After seven decades as a constituent republic of the USSR, Belarus attained its independence in 1991. It has retained closer political and economic ties to Russia than have any of the other former Soviet republics. The Belarus government placed restrictions on freedom of speech and the press, peaceful assembly and religion remain in place, and the economy of Belarus is in a difficult period of stagnation. In cooperation with local and international partners, ChildFund Belarus implements programs that address child protection, deinstitutionalization, inclusive education, sustainable health and social care, community mobilization, volunteer development, reproductive health and HIV/AIDS prevention, and respond to the ongoing consequences of the Chernobyl disaster.
ChildFund has served children in Belarus since 1993.
ChildFund’s programs for children from birth to age 5 focus on preventing child abuse and neglect, improving parenting knowledge and addressing the high level of trauma and accidents that are often associated with neglect and poor supervision by care providers. There is also an ongoing effort to reduce institutionalization, segregation and exclusion of children with disabilities. Our Parenting Skills Enhancement Program helps parents learn about the stages of a child’s development and possible reasons for a child’s misbehavior so that they can understand a child’s feelings and emotions and react appropriately and without violence. The SafeCare home visitation service helps make home environments safer for children, and lessens the reliance on the child protection system. Our advocacy for a family-centered approach by social services providers has increased the development of alternative family-type care for orphaned children, stemming the flow of young children into institutions. Finally, ChildFund is piloting inclusive education in several Belarus preschools; the country has prioritized inclusive education of children in Belarus with disabilities as a result of our advocacy.
Because education in Belarus children in this age group lack quality educational programs that would help build relevant life skills and social and financial competencies, ChildFund Belarus partners with the Aflatoun program, which offers social and financial education. After-school clubs improve life skills such as cooking and cleaning, and ultimately have reduced juvenile delinquency.

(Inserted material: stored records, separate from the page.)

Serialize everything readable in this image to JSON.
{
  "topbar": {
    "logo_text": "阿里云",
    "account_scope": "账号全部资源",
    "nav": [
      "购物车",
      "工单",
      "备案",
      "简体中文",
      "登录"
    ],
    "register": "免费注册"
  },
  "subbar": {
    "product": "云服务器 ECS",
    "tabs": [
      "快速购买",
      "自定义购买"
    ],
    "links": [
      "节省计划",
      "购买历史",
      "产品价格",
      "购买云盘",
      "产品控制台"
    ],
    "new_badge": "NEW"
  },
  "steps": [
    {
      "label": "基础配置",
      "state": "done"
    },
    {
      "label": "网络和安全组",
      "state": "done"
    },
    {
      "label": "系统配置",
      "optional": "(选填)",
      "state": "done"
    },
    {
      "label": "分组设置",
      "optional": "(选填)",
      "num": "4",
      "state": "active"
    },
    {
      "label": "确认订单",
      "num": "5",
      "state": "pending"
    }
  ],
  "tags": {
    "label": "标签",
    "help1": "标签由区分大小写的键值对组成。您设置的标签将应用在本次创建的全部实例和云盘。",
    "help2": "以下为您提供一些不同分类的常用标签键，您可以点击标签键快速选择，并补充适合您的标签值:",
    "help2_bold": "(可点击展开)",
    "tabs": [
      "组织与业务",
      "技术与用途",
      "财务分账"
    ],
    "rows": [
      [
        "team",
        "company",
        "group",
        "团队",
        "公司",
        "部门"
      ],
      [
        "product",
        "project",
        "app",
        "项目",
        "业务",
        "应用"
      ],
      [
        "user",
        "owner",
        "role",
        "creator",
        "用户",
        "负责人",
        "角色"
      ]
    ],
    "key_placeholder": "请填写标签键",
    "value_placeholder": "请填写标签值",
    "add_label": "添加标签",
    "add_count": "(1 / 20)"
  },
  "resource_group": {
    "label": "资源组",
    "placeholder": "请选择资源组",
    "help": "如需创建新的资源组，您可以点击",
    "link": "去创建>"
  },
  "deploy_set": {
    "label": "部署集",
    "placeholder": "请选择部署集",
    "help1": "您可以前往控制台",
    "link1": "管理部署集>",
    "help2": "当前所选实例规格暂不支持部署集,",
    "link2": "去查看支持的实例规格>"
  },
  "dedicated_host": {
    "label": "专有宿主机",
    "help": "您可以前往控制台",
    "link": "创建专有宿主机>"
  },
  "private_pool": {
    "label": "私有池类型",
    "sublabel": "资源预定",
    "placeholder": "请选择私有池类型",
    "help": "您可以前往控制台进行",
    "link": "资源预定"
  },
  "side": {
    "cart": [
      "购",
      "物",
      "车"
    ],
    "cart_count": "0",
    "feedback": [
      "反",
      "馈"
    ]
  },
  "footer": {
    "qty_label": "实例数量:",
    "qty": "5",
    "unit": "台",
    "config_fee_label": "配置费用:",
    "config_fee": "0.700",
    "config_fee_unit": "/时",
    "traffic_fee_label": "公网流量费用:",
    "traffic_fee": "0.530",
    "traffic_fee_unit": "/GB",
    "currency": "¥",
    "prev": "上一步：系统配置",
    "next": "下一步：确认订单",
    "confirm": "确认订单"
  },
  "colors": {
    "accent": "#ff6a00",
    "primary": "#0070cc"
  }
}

We continue to provide training on inclusive education in Belarus to benefit children with disabilities, who suffer widespread discrimination . Parents of school-age children also benefit from the Parenting Skills Enhancement Program.
For older youth, ChildFund’s efforts on behalf of inclusive education include training university students as future teachers, and placing specialists on faculty at vocational schools around the country so that children with disabilities have a chance to gain higher education and training alongside their peers. Several young volunteers, trained by ChildFund and our partners on child protection issues, serve as an invaluable resource for their local child-protection systems, providing home visitation to young families who are at risk. And the Parenting Skills Enhancement Program offers the Survival Course for a Parent of a Teenager to help lessen family violence.